**DESCRIPTION OF THE TASK:** Every record must reappear in the answer exactly as given.

**DATA FOR THIS EXERCISE:**
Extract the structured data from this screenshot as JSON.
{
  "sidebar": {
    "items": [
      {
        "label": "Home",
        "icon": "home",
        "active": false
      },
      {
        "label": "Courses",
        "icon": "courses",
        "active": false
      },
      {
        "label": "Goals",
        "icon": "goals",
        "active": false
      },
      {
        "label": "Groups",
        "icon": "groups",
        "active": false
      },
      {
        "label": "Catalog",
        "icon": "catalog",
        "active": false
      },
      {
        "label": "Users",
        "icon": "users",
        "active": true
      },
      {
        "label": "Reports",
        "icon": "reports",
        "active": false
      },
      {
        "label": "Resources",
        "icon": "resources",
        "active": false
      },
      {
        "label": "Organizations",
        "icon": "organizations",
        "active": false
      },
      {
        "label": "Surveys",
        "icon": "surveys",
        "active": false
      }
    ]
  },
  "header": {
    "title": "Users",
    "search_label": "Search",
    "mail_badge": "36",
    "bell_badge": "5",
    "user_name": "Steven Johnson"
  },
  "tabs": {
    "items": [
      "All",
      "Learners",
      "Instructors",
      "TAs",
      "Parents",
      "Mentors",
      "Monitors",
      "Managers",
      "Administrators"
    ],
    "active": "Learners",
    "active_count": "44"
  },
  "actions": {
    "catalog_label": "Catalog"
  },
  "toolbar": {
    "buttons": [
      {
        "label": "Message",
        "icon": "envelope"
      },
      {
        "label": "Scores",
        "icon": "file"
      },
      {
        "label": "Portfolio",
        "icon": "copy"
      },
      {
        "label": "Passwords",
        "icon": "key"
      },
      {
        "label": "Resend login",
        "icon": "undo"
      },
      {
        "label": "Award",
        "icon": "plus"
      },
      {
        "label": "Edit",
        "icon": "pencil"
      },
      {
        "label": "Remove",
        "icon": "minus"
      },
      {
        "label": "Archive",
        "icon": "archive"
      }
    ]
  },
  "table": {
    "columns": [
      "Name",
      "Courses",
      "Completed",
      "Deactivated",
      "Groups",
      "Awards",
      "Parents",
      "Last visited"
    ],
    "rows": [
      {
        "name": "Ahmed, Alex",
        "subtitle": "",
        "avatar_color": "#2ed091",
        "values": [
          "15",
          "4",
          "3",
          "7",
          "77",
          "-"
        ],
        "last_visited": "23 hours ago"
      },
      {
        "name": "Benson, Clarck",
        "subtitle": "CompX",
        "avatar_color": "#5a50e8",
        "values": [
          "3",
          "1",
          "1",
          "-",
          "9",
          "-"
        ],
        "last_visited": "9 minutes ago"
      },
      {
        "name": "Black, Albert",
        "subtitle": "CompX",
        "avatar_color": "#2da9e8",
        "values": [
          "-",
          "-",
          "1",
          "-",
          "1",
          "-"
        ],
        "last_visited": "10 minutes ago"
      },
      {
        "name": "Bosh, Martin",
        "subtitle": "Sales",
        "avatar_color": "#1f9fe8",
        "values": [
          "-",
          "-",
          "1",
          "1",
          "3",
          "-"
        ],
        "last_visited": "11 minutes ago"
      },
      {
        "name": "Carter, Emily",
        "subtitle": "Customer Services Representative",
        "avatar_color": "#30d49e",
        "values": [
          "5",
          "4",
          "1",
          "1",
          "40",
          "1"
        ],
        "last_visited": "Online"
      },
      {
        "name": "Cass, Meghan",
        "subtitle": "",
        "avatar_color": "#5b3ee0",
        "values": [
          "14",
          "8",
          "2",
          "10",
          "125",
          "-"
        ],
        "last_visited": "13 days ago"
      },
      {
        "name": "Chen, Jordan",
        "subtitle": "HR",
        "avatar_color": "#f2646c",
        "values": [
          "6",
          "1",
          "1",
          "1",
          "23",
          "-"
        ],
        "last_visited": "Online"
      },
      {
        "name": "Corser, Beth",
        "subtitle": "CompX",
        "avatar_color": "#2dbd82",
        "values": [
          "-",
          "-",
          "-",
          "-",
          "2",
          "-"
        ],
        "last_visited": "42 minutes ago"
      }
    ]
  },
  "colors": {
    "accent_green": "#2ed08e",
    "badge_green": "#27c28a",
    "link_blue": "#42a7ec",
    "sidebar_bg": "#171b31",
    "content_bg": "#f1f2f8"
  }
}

**OUTPUT BELOW:**
Extract the structured data from this screenshot as JSON.
{
  "sidebar": {
    "items": [
      {
        "label": "Home",
        "icon": "home",
        "active": false
      },
      {
        "label": "Courses",
        "icon": "courses",
        "active": false
      },
      {
        "label": "Goals",
        "icon": "goals",
        "active": false
      },
      {
        "label": "Groups",
        "icon": "groups",
        "active": false
      },
      {
        "label": "Catalog",
        "icon": "catalog",
        "active": false
      },
      {
        "label": "Users",
        "icon": "users",
        "active": true
      },
      {
        "label": "Reports",
        "icon": "reports",
        "active": false
      },
      {
        "label": "Resources",
        "icon": "resources",
        "active": false
      },
      {
        "label": "Organizations",
        "icon": "organizations",
        "active": false
      },
      {
        "label": "Surveys",
        "icon": "surveys",
        "active": false
      }
    ]
  },
  "header": {
    "title": "Users",
    "search_label": "Search",
    "mail_badge": "36",
    "bell_badge": "5",
    "user_name": "Steven Johnson"
  },
  "tabs": {
    "items": [
      "All",
      "Learners",
      "Instructors",
      "TAs",
      "Parents",
      "Mentors",
      "Monitors",
      "Managers",
      "Administrators"
    ],
    "active": "Learners",
    "active_count": "44"
  },
  "actions": {
    "catalog_label": "Catalog"
  },
  "toolbar": {
    "buttons": [
      {
        "label": "Message",
        "icon": "envelope"
      },
      {
        "label": "Scores",
        "icon": "file"
      },
      {
        "label": "Portfolio",
        "icon": "copy"
      },
      {
        "label": "Passwords",
        "icon": "key"
      },
      {
        "label": "Resend login",
        "icon": "undo"
      },
      {
        "label": "Award",
        "icon": "plus"
      },
      {
        "label": "Edit",
        "icon": "pencil"
      },
      {
        "label": "Remove",
        "icon": "minus"
      },
      {
        "label": "Archive",
        "icon": "archive"
      }
    ]
  },
  "table": {
    "columns": [
      "Name",
      "Courses",
      "Completed",
      "Deactivated",
      "Groups",
      "Awards",
      "Parents",
      "Last visited"
    ],
    "rows": [
      {
        "name": "Ahmed, Alex",
        "subtitle": "",
        "avatar_color": "#2ed091",
        "values": [
          "15",
          "4",
          "3",
          "7",
          "77",
          "-"
        ],
        "last_visited": "23 hours ago"
      },
      {
        "name": "Benson, Clarck",
        "subtitle": "CompX",
        "avatar_color": "#5a50e8",
        "values": [
          "3",
          "1",
          "1",
          "-",
          "9",
          "-"
        ],
        "last_visited": "9 minutes ago"
      },
      {
        "name": "Black, Albert",
        "subtitle": "CompX",
        "avatar_color": "#2da9e8",
        "values": [
          "-",
          "-",
          "1",
          "-",
          "1",
          "-"
        ],
        "last_visited": "10 minutes ago"
      },
      {
        "name": "Bosh, Martin",
        "subtitle": "Sales",
        "avatar_color": "#1f9fe8",
        "values": [
          "-",
          "-",
          "1",
          "1",
          "3",
          "-"
        ],
        "last_visited": "11 minutes ago"
      },
      {
        "name": "Carter, Emily",
        "subtitle": "Customer Services Representative",
        "avatar_color": "#30d49e",
        "values": [
          "5",
          "4",
          "1",
          "1",
          "40",
          "1"
        ],
        "last_visited": "Online"
      },
      {
        "name": "Cass, Meghan",
        "subtitle": "",
        "avatar_color": "#5b3ee0",
        "values": [
          "14",
          "8",
          "2",
          "10",
          "125",
          "-"
        ],
        "last_visited": "13 days ago"
      },
      {
        "name": "Chen, Jordan",
        "subtitle": "HR",
        "avatar_color": "#f2646c",
        "values": [
          "6",
          "1",
          "1",
          "1",
          "23",
          "-"
        ],
        "last_visited": "Online"
      },
      {
        "name": "Corser, Beth",
        "subtitle": "CompX",
        "avatar_color": "#2dbd82",
        "values": [
          "-",
          "-",
          "-",
          "-",
          "2",
          "-"
        ],
        "last_visited": "42 minutes ago"
      }
    ]
  },
  "colors": {
    "accent_green": "#2ed08e",
    "badge_green": "#27c28a",
    "link_blue": "#42a7ec",
    "sidebar_bg": "#171b31",
    "content_bg": "#f1f2f8"
  }
}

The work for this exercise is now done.